[Work required] Which lines of the records contain "ratio"? Collect every one of them.

==*==

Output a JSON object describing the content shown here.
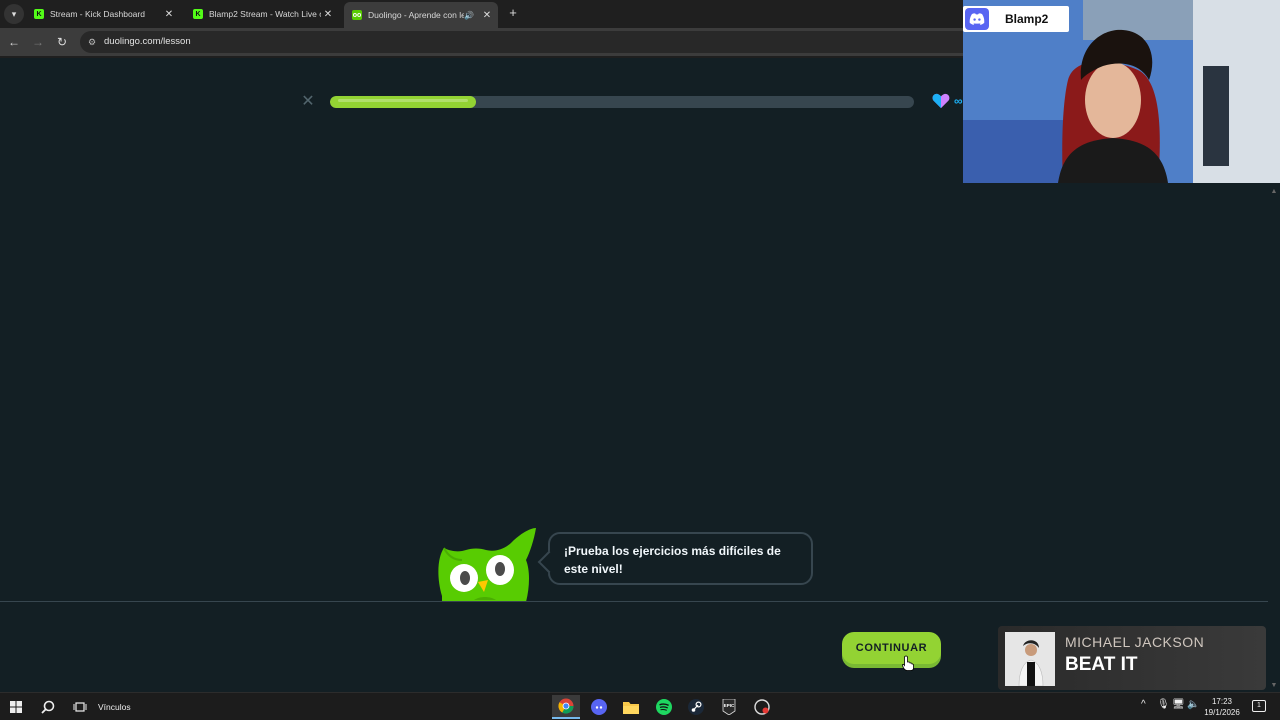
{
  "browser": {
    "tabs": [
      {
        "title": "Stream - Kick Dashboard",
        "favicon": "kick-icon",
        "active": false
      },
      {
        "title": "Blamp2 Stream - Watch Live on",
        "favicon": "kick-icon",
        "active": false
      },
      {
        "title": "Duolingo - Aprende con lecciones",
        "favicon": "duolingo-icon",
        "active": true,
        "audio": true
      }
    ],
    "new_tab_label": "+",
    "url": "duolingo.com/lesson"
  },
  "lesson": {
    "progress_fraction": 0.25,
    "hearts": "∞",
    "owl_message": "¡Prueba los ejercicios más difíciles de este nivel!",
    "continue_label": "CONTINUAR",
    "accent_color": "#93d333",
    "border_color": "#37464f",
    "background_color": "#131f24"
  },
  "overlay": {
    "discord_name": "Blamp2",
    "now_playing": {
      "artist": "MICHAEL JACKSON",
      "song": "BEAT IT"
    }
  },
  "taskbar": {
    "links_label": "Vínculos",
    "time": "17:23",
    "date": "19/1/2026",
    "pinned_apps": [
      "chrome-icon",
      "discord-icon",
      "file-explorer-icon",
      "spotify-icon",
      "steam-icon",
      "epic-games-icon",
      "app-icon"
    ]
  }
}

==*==

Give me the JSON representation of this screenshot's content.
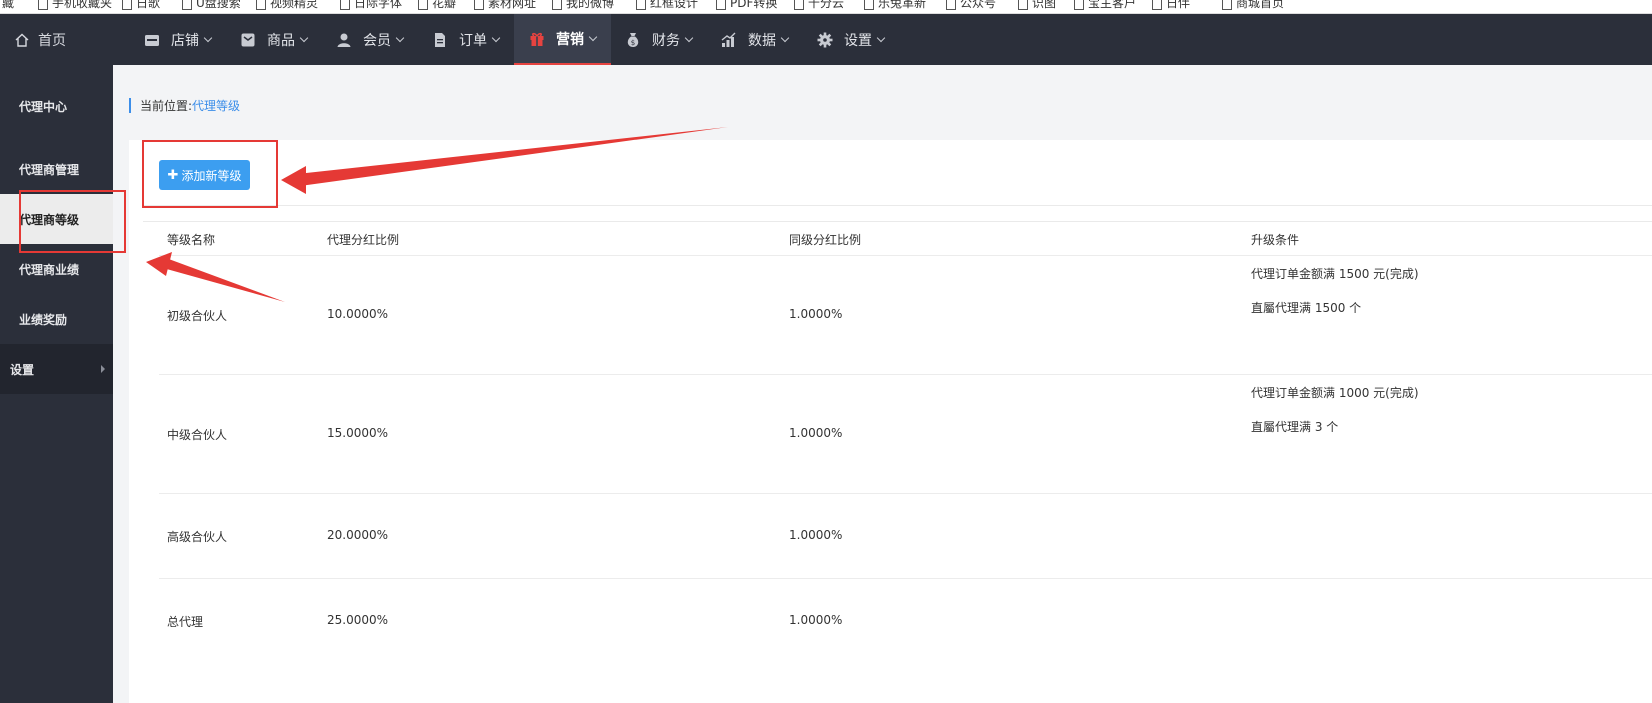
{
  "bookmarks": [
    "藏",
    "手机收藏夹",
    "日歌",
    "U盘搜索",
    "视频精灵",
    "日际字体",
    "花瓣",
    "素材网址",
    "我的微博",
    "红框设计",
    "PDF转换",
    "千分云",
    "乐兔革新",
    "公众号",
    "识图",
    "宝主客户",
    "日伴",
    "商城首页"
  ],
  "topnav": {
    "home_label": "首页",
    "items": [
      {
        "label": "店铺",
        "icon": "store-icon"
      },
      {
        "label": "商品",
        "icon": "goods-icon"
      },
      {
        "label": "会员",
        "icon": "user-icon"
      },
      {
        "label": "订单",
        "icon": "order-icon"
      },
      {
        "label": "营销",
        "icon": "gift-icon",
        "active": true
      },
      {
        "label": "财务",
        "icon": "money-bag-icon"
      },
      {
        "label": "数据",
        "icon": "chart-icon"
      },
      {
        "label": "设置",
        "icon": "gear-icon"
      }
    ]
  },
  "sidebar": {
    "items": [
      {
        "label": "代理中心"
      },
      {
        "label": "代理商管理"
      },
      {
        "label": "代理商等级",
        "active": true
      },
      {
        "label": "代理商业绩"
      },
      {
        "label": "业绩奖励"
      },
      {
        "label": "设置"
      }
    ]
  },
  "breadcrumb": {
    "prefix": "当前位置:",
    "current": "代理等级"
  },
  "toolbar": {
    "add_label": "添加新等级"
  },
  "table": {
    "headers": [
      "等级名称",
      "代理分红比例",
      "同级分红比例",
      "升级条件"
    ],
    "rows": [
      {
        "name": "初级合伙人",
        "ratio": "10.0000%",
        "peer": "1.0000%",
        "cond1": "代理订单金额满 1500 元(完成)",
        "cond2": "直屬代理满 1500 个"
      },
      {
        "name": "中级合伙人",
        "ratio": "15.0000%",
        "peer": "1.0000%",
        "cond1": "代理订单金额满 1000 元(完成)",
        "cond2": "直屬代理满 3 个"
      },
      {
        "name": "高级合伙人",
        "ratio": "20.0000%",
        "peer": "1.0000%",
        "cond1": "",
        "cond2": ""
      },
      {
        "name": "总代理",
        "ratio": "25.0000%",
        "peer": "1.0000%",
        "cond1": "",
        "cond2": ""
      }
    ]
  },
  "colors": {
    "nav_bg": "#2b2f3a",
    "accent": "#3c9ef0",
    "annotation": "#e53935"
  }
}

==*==

[Exercise answer]
        "ratio": "10.0000%",
        "ratio": "15.0000%",
        "ratio": "20.0000%",
        "ratio": "25.0000%",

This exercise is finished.